It also produced Scotland's last major champion, Paul Lawrie in 1999.
With a coastal landscape of no more than 20 feet of elevation change and about a par-4 from the sea at its closet point, Carnoustie won’t win many beauty pageants held amongst the Open rota links – that award might be Turnberry’s to lose, or perhaps Royal Portrush when it makes its grand return in 2019. That isn’t to say there isn’t a lot to look at around Carnoustie. The links is magnificently and boldly bunkered – 112 of them in total. Many of which are huge and deep.
But it isn't just the bunkers. Its small, meandering burns play a giant affect on scores and strategy. Out of bounds abounds. Whereas many players employ the “left is right, right is wrong” strategy on the counter-clockwise, out-and-back routing of the Old Course in St. Andrews, golfers have nowhere to hide on many shots here.
"There’s no perfect strategy that eliminates risk," said Padraig Harrington. "You’re going to have to skirt some bunkers. It’s very difficult to stay short.
"Eventually you’re going to have to grow up and hit the shots."
The tee shot of lore is on the par-5 6th, "Hogan's Alley." Two bunkers bisect the middle of the fairway. Playing left of them flirts with O.B., while playing right makes the second shot exceedingly more difficult (if southwest winds hold as expected, it’s a tee shot that will be into a breeze).
“There’s no real bailout,” said Fleetwood of the 6th. “If you push it right, you could end up in the fairway bunkers or the rough. And left is left.”
Woods’ first taste of proper, competitive links golf came at Carnoustie in 1995 at the Scottish Open. That week and the following in his first Open a St. Andrews, he was smitten by the creativity and shot-making required that was such a stark contrast from the length and aerial requirements of back home in Southern California. Now a three-time Champion Golfer of the Year, Woods says that is what sets The Open apart from all other majors, and why players of all ages and styles stand a chance any given year.
"Distance becomes a moot point on a links-style course," said Woods. "But creativity plays such an important role. You've got guys like Tom [Watson] playing late in his career, doing very well.
"There's a reason he's won five of these. He's very creative and hit all the shots."
More course notes:
Carnoustie is accessible to the public and especially so following the 1999 Open when a new, 93-room hotel was added behind the 18th green.
Recent upgrades to the facility include a new, £5 million clubhouse opened earlier this year home to a new restaurant, The Rookery.
Six private clubs that play at Carnoustie help manage the club, which has been publicly owned since 1892.
Carnoustie Ladies Club is the oldest in the world, established in 1873.

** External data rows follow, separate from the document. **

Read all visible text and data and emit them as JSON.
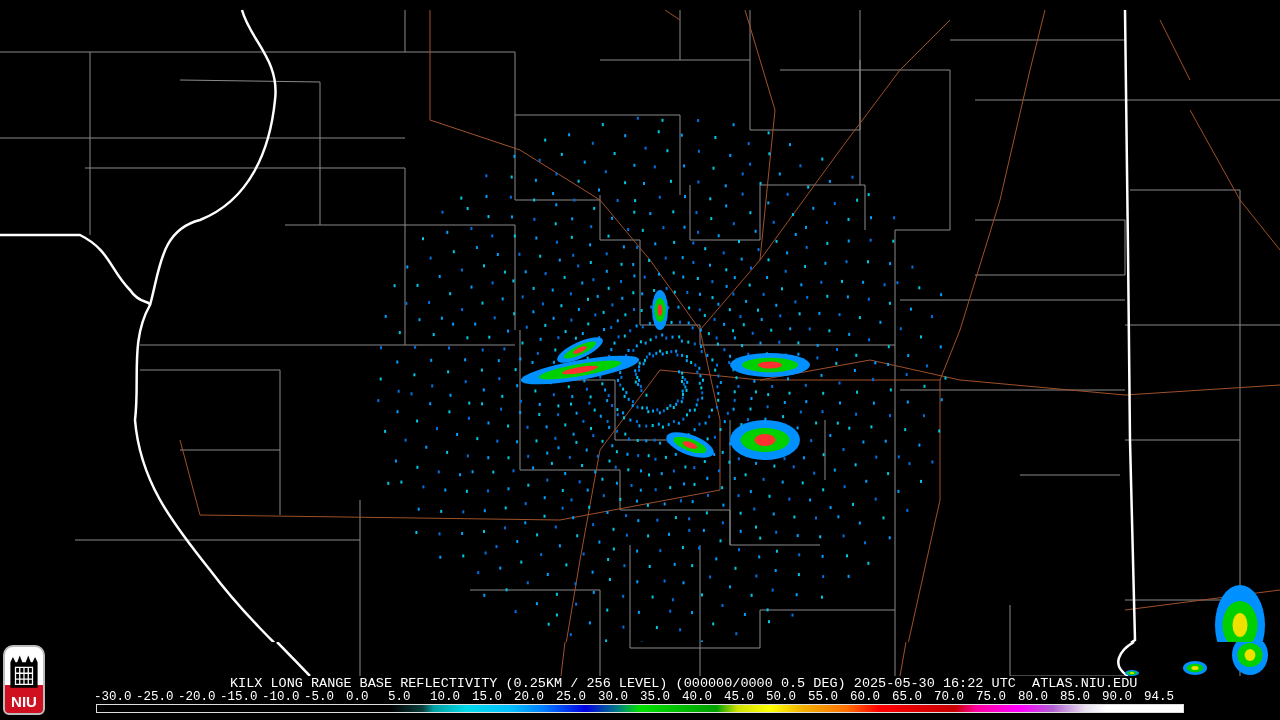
{
  "caption": "KILX LONG RANGE BASE REFLECTIVITY (0.25KM / 256 LEVEL) (000000/0000 0.5 DEG) 2025-05-30 16:22 UTC  ATLAS.NIU.EDU",
  "scale": {
    "labels": [
      "-30.0",
      "-25.0",
      "-20.0",
      "-15.0",
      "-10.0",
      "-5.0",
      "0.0",
      "5.0",
      "10.0",
      "15.0",
      "20.0",
      "25.0",
      "30.0",
      "35.0",
      "40.0",
      "45.0",
      "50.0",
      "55.0",
      "60.0",
      "65.0",
      "70.0",
      "75.0",
      "80.0",
      "85.0",
      "90.0",
      "94.5"
    ]
  },
  "logo": {
    "text": "NIU"
  }
}
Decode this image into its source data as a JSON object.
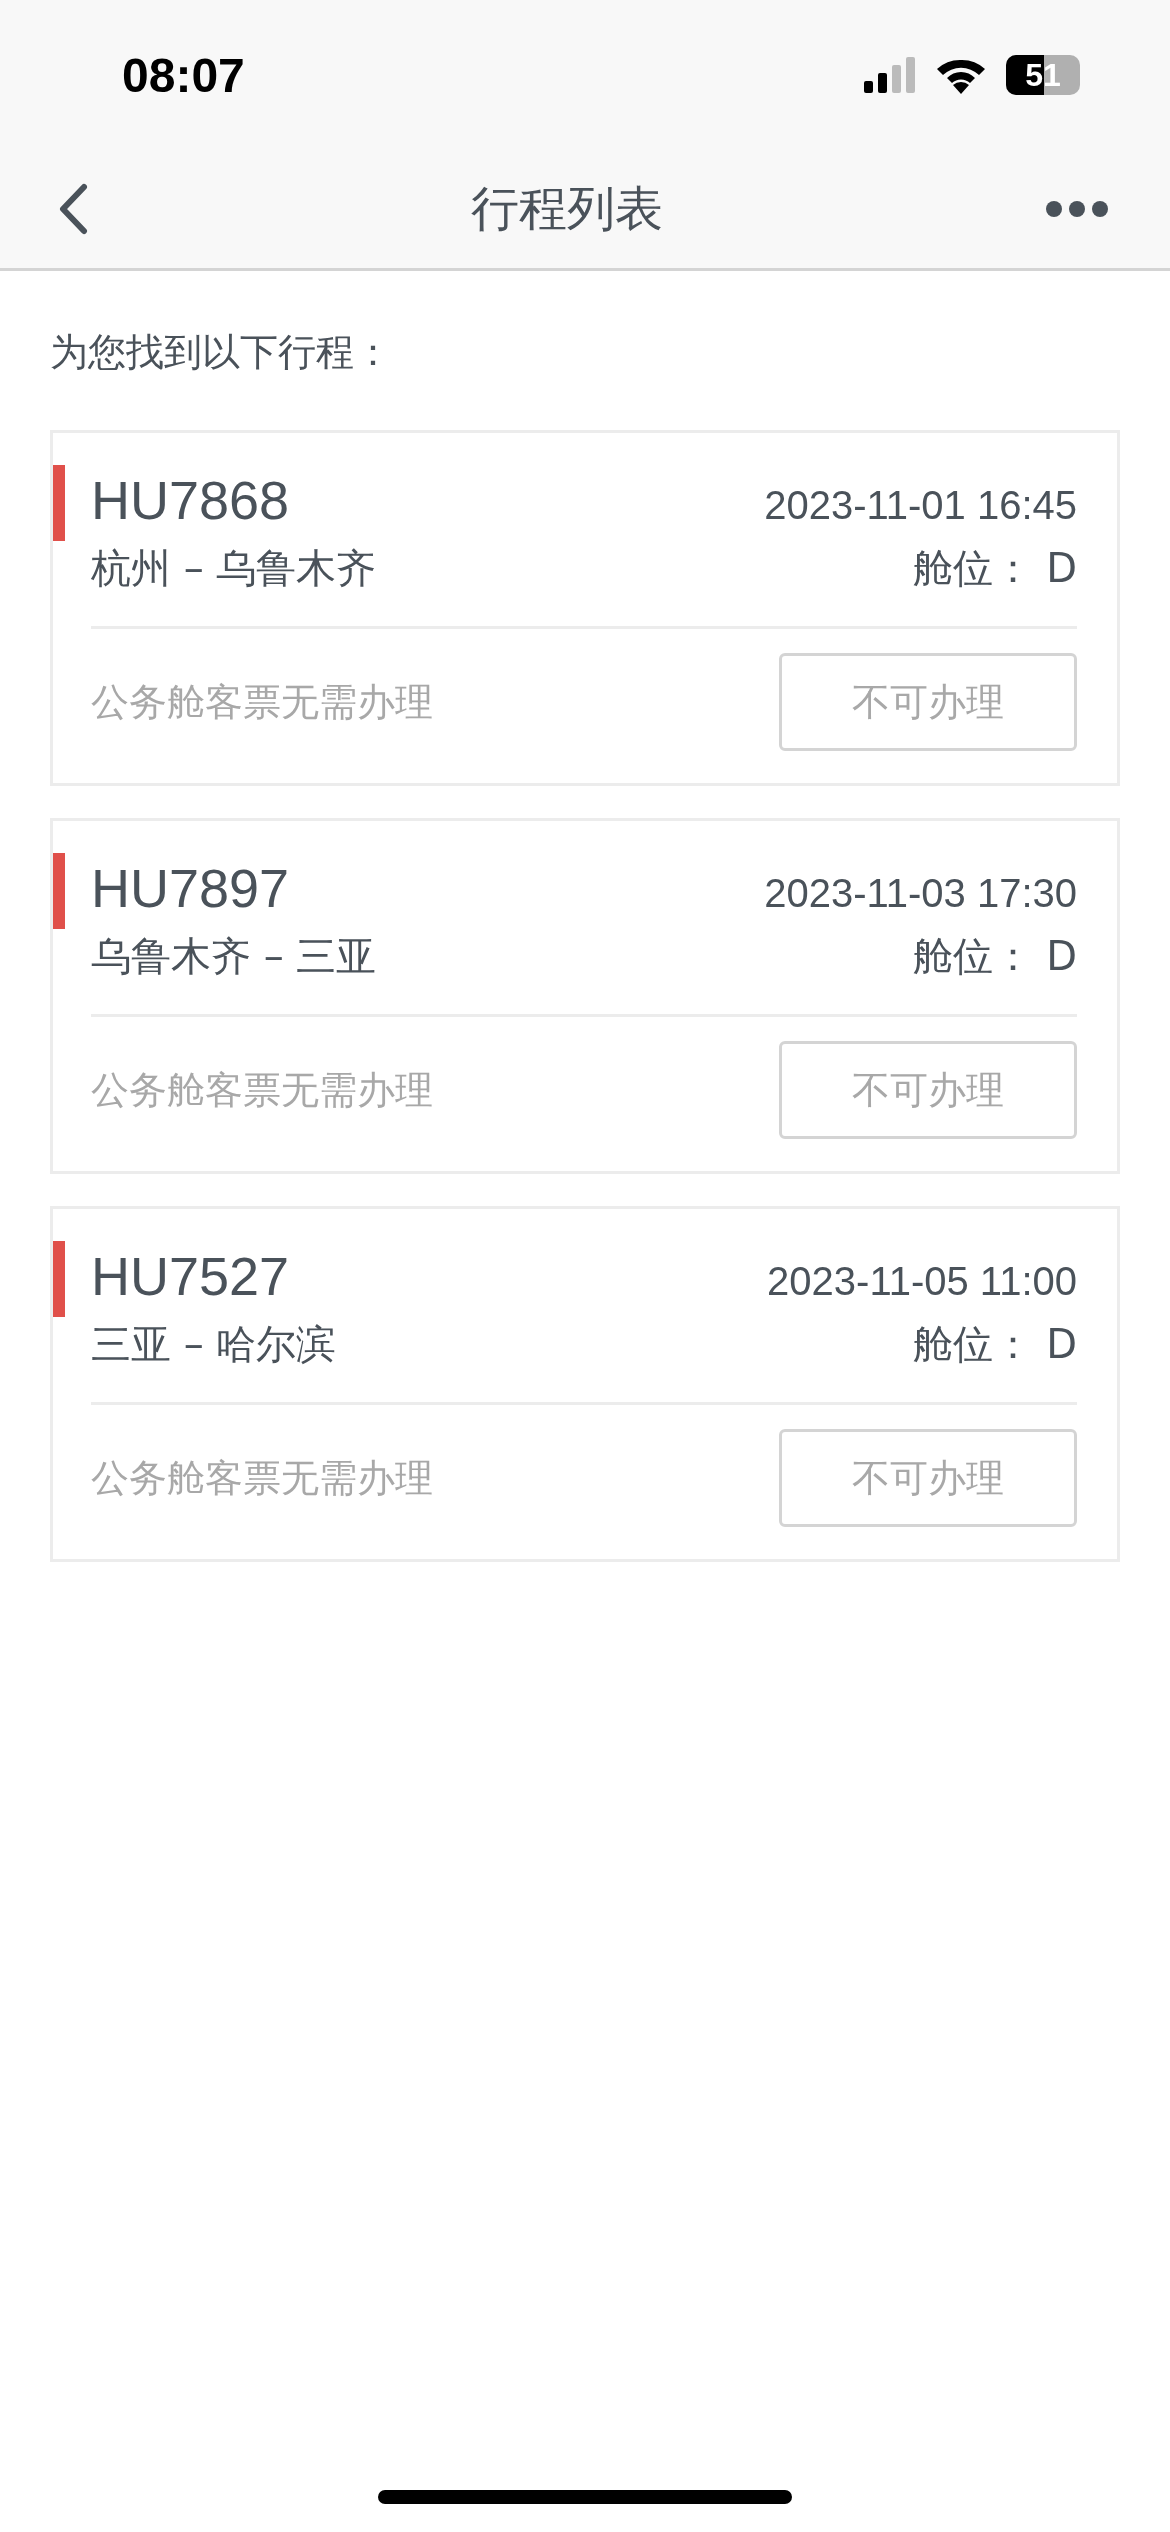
{
  "status_bar": {
    "time": "08:07",
    "battery": "51"
  },
  "nav": {
    "title": "行程列表"
  },
  "intro": "为您找到以下行程：",
  "trips": [
    {
      "flight": "HU7868",
      "datetime": "2023-11-01 16:45",
      "route": "杭州 – 乌鲁木齐",
      "cabin": "舱位： D",
      "note": "公务舱客票无需办理",
      "button": {
        "label": "不可办理",
        "disabled": true
      }
    },
    {
      "flight": "HU7897",
      "datetime": "2023-11-03 17:30",
      "route": "乌鲁木齐 – 三亚",
      "cabin": "舱位： D",
      "note": "公务舱客票无需办理",
      "button": {
        "label": "不可办理",
        "disabled": true
      }
    },
    {
      "flight": "HU7527",
      "datetime": "2023-11-05 11:00",
      "route": "三亚 – 哈尔滨",
      "cabin": "舱位： D",
      "note": "公务舱客票无需办理",
      "button": {
        "label": "不可办理",
        "disabled": true
      }
    }
  ]
}
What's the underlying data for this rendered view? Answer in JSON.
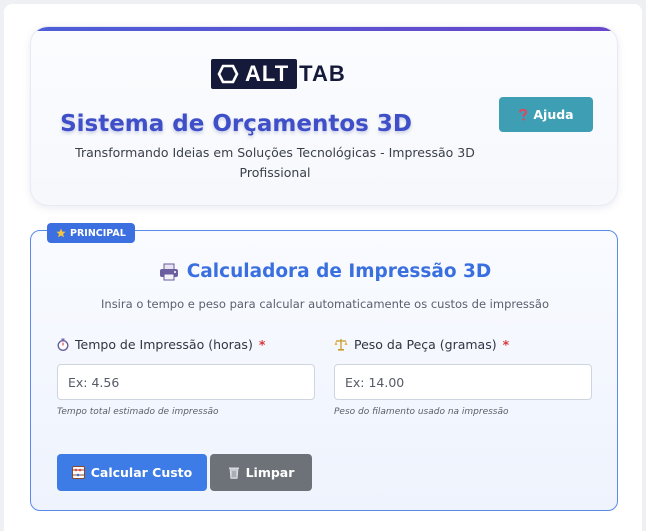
{
  "header": {
    "logo": {
      "left": "ALT",
      "right": "TAB",
      "icon": "hexagon-icon"
    },
    "title": "Sistema de Orçamentos 3D",
    "subtitle": "Transformando Ideias em Soluções Tecnológicas - Impressão 3D Profissional",
    "help_button": {
      "label": "Ajuda",
      "icon": "question-icon"
    }
  },
  "calculator": {
    "badge": {
      "label": "PRINCIPAL",
      "icon": "star-icon"
    },
    "title": "Calculadora de Impressão 3D",
    "title_icon": "printer-icon",
    "description": "Insira o tempo e peso para calcular automaticamente os custos de impressão",
    "fields": [
      {
        "label": "Tempo de Impressão (horas)",
        "required_mark": "*",
        "icon": "stopwatch-icon",
        "value": "",
        "placeholder": "Ex: 4.56",
        "hint": "Tempo total estimado de impressão"
      },
      {
        "label": "Peso da Peça (gramas)",
        "required_mark": "*",
        "icon": "scale-icon",
        "value": "",
        "placeholder": "Ex: 14.00",
        "hint": "Peso do filamento usado na impressão"
      }
    ],
    "buttons": {
      "calculate": {
        "label": "Calcular Custo",
        "icon": "abacus-icon"
      },
      "clear": {
        "label": "Limpar",
        "icon": "trash-icon"
      }
    }
  },
  "colors": {
    "title": "#3e4fc8",
    "accent": "#3d7ce6",
    "help": "#3e9fb4",
    "clear": "#6c7278",
    "required": "#d63a3a"
  }
}
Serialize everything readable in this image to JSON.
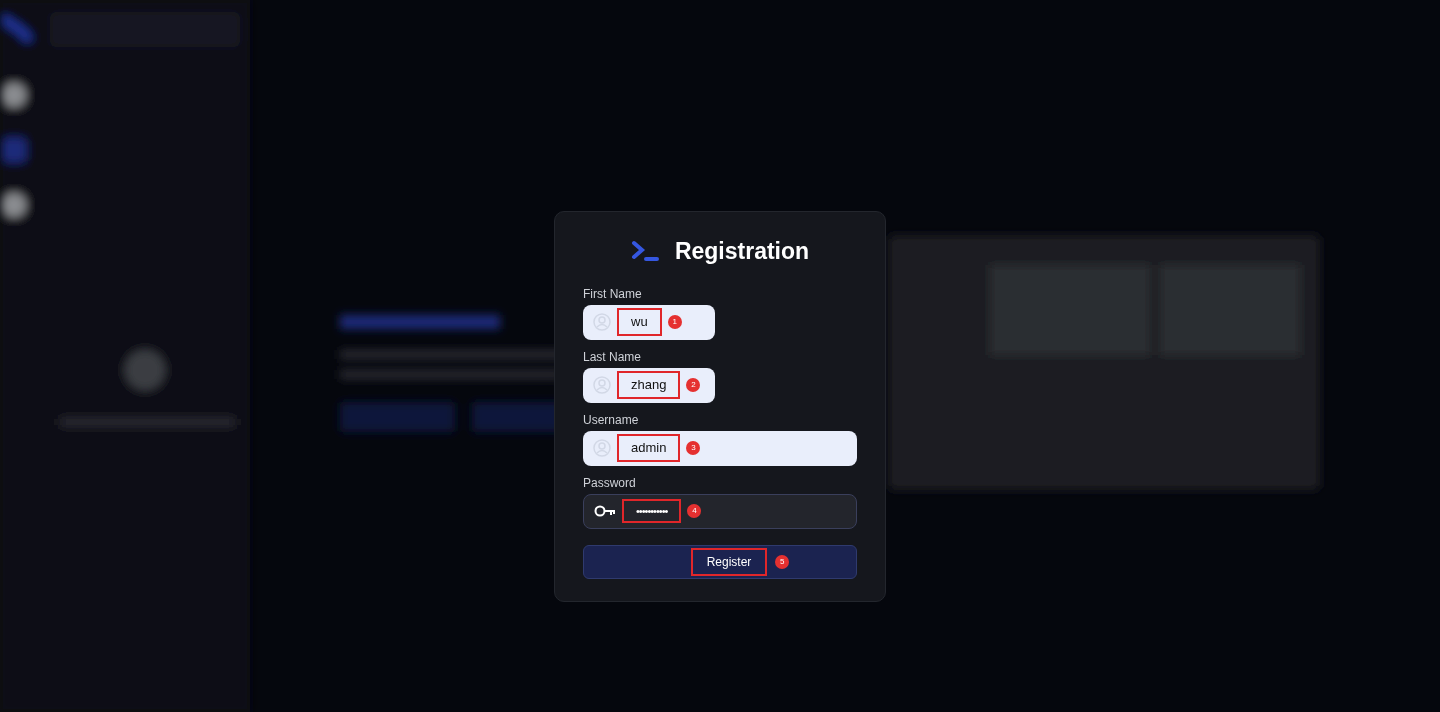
{
  "dialog": {
    "title": "Registration"
  },
  "fields": [
    {
      "label": "First Name",
      "value": "wu",
      "kind": "text",
      "annotation": "1"
    },
    {
      "label": "Last Name",
      "value": "zhang",
      "kind": "text",
      "annotation": "2"
    },
    {
      "label": "Username",
      "value": "admin",
      "kind": "text",
      "annotation": "3"
    },
    {
      "label": "Password",
      "value": "•••••••••••",
      "kind": "password",
      "annotation": "4"
    }
  ],
  "submit": {
    "label": "Register",
    "annotation": "5"
  }
}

The total greenstaff for The Open is 34, which includes a greenskeeper from each of the other nine Open Championship venues.
Carnoustie is home to two other 18-hole courses, the Burnside and Buddon, as well as a six-hole junior course.